## PROBLEM TO WORK ON:
All of the records below are to be printed exactly; the pictures are to be left out.

## DATA EXCERPTS:
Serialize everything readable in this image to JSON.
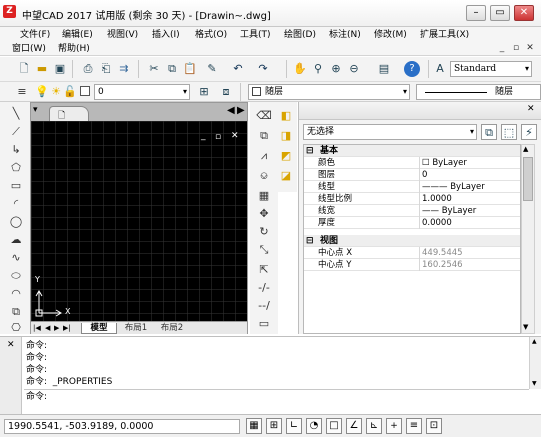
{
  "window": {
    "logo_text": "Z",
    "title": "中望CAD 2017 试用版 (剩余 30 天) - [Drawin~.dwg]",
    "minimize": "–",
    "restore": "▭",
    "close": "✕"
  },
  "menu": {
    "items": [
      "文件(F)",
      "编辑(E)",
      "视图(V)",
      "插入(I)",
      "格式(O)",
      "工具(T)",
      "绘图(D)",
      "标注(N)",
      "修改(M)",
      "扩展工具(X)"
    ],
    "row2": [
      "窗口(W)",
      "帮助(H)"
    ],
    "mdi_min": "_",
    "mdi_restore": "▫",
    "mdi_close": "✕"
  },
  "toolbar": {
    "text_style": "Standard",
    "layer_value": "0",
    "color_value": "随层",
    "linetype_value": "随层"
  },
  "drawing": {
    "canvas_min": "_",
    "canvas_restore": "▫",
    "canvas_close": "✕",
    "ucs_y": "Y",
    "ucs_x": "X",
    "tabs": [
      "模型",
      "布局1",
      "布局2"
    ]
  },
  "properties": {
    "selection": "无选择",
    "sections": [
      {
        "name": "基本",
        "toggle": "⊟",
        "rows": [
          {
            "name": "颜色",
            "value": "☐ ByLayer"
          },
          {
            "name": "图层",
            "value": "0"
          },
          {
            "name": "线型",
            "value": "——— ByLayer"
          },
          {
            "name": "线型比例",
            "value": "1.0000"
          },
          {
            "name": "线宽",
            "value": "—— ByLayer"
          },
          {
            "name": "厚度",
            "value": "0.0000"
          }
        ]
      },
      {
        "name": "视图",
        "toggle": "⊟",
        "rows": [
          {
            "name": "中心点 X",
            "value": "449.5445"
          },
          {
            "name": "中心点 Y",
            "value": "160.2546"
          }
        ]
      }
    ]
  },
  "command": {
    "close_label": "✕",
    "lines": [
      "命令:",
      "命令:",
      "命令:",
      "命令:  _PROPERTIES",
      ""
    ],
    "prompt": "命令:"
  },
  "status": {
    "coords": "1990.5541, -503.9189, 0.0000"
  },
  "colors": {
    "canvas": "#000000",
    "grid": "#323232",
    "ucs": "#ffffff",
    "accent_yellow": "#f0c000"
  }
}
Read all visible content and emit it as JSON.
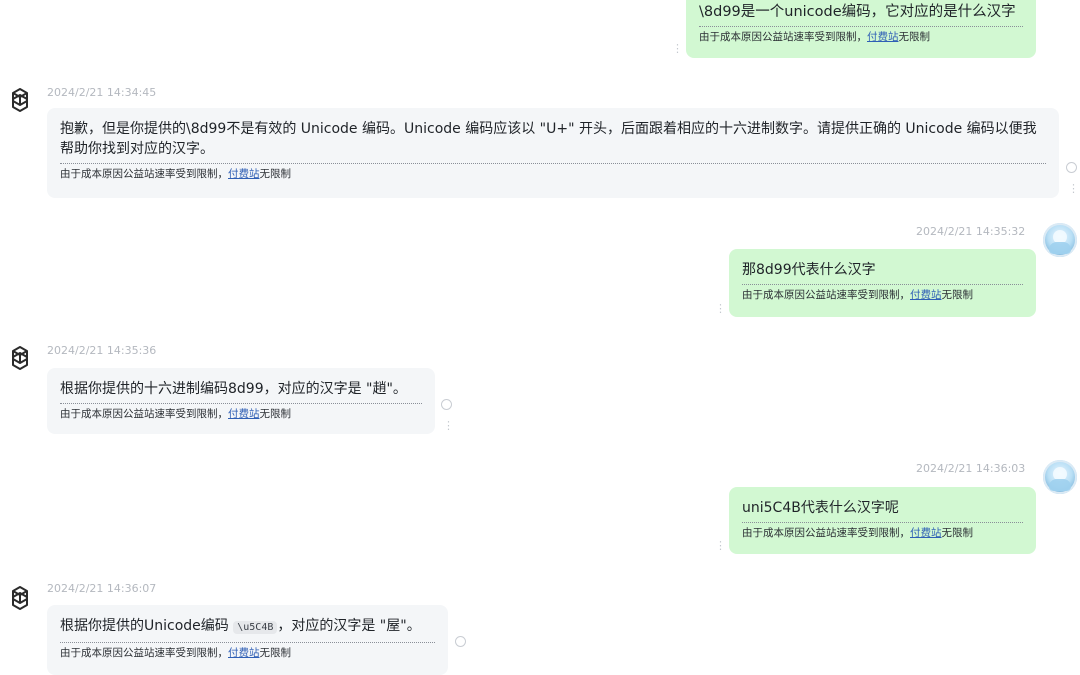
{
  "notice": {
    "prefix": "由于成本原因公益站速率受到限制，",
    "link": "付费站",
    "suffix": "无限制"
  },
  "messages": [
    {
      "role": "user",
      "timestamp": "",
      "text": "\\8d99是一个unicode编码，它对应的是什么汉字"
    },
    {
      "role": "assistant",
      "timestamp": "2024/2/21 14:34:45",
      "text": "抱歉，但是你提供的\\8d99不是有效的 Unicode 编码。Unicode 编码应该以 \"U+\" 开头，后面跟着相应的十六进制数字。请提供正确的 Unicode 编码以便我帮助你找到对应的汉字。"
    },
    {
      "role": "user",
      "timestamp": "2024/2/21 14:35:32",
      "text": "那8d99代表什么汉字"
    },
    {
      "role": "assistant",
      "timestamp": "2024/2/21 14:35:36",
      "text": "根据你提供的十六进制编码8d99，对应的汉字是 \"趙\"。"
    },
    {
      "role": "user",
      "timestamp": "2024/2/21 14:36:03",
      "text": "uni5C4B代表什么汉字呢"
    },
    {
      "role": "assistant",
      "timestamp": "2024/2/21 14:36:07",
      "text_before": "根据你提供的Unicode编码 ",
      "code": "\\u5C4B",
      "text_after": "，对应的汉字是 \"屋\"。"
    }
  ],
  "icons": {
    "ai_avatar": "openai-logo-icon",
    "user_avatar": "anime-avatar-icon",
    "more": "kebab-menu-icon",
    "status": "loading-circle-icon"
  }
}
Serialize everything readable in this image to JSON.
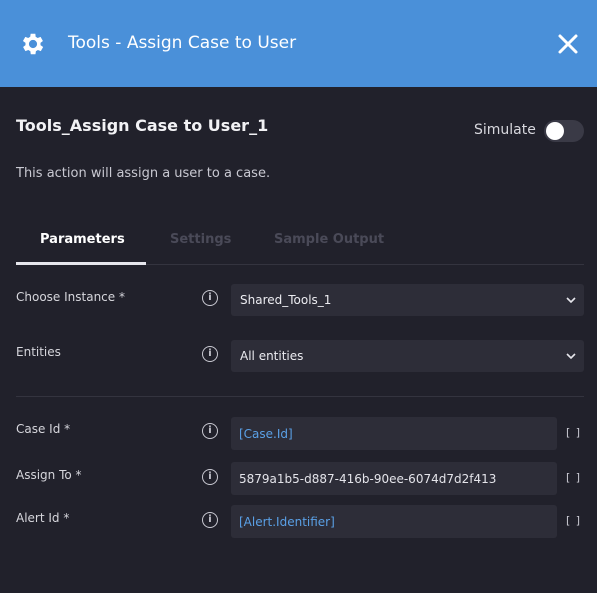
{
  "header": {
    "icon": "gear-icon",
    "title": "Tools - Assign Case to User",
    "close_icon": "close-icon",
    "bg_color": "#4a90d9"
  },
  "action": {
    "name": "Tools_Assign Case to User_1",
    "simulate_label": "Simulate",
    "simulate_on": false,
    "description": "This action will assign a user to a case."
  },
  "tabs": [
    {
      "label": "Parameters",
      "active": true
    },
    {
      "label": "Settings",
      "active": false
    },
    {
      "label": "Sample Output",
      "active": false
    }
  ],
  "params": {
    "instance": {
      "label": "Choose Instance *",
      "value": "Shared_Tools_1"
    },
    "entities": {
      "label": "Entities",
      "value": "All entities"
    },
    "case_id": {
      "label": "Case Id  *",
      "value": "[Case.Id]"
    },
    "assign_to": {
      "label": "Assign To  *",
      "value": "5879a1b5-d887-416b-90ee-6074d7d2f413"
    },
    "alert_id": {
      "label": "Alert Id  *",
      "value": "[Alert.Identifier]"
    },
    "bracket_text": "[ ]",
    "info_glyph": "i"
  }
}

## EXERCISE RESPONSE:
Serialize everything readable in this image to JSON.
{
  "window": {
    "logo_text": "Z",
    "title": "中望CAD 2017 试用版 (剩余 30 天) - [Drawin~.dwg]",
    "minimize": "–",
    "restore": "▭",
    "close": "✕"
  },
  "menu": {
    "items": [
      "文件(F)",
      "编辑(E)",
      "视图(V)",
      "插入(I)",
      "格式(O)",
      "工具(T)",
      "绘图(D)",
      "标注(N)",
      "修改(M)",
      "扩展工具(X)"
    ],
    "row2": [
      "窗口(W)",
      "帮助(H)"
    ],
    "mdi_min": "_",
    "mdi_restore": "▫",
    "mdi_close": "✕"
  },
  "toolbar": {
    "text_style": "Standard",
    "layer_value": "0",
    "color_value": "随层",
    "linetype_value": "随层"
  },
  "drawing": {
    "canvas_min": "_",
    "canvas_restore": "▫",
    "canvas_close": "✕",
    "ucs_y": "Y",
    "ucs_x": "X",
    "tabs": [
      "模型",
      "布局1",
      "布局2"
    ]
  },
  "properties": {
    "selection": "无选择",
    "sections": [
      {
        "name": "基本",
        "toggle": "⊟",
        "rows": [
          {
            "name": "颜色",
            "value": "☐ ByLayer"
          },
          {
            "name": "图层",
            "value": "0"
          },
          {
            "name": "线型",
            "value": "——— ByLayer"
          },
          {
            "name": "线型比例",
            "value": "1.0000"
          },
          {
            "name": "线宽",
            "value": "—— ByLayer"
          },
          {
            "name": "厚度",
            "value": "0.0000"
          }
        ]
      },
      {
        "name": "视图",
        "toggle": "⊟",
        "rows": [
          {
            "name": "中心点 X",
            "value": "449.5445"
          },
          {
            "name": "中心点 Y",
            "value": "160.2546"
          }
        ]
      }
    ]
  },
  "command": {
    "close_label": "✕",
    "lines": [
      "命令:",
      "命令:",
      "命令:",
      "命令:  _PROPERTIES",
      ""
    ],
    "prompt": "命令:"
  },
  "status": {
    "coords": "1990.5541, -503.9189, 0.0000"
  },
  "colors": {
    "canvas": "#000000",
    "grid": "#323232",
    "ucs": "#ffffff",
    "accent_yellow": "#f0c000"
  }
}
Read all visible content and emit it as JSON.
{
  "notice": {
    "prefix": "由于成本原因公益站速率受到限制，",
    "link": "付费站",
    "suffix": "无限制"
  },
  "messages": [
    {
      "role": "user",
      "timestamp": "",
      "text": "\\8d99是一个unicode编码，它对应的是什么汉字"
    },
    {
      "role": "assistant",
      "timestamp": "2024/2/21 14:34:45",
      "text": "抱歉，但是你提供的\\8d99不是有效的 Unicode 编码。Unicode 编码应该以 \"U+\" 开头，后面跟着相应的十六进制数字。请提供正确的 Unicode 编码以便我帮助你找到对应的汉字。"
    },
    {
      "role": "user",
      "timestamp": "2024/2/21 14:35:32",
      "text": "那8d99代表什么汉字"
    },
    {
      "role": "assistant",
      "timestamp": "2024/2/21 14:35:36",
      "text": "根据你提供的十六进制编码8d99，对应的汉字是 \"趙\"。"
    },
    {
      "role": "user",
      "timestamp": "2024/2/21 14:36:03",
      "text": "uni5C4B代表什么汉字呢"
    },
    {
      "role": "assistant",
      "timestamp": "2024/2/21 14:36:07",
      "text_before": "根据你提供的Unicode编码 ",
      "code": "\\u5C4B",
      "text_after": "，对应的汉字是 \"屋\"。"
    }
  ],
  "icons": {
    "ai_avatar": "openai-logo-icon",
    "user_avatar": "anime-avatar-icon",
    "more": "kebab-menu-icon",
    "status": "loading-circle-icon"
  }
}
Serialize everything readable in this image to JSON.
{
  "header": {
    "icon": "gear-icon",
    "title": "Tools - Assign Case to User",
    "close_icon": "close-icon",
    "bg_color": "#4a90d9"
  },
  "action": {
    "name": "Tools_Assign Case to User_1",
    "simulate_label": "Simulate",
    "simulate_on": false,
    "description": "This action will assign a user to a case."
  },
  "tabs": [
    {
      "label": "Parameters",
      "active": true
    },
    {
      "label": "Settings",
      "active": false
    },
    {
      "label": "Sample Output",
      "active": false
    }
  ],
  "params": {
    "instance": {
      "label": "Choose Instance *",
      "value": "Shared_Tools_1"
    },
    "entities": {
      "label": "Entities",
      "value": "All entities"
    },
    "case_id": {
      "label": "Case Id  *",
      "value": "[Case.Id]"
    },
    "assign_to": {
      "label": "Assign To  *",
      "value": "5879a1b5-d887-416b-90ee-6074d7d2f413"
    },
    "alert_id": {
      "label": "Alert Id  *",
      "value": "[Alert.Identifier]"
    },
    "bracket_text": "[ ]",
    "info_glyph": "i"
  }
}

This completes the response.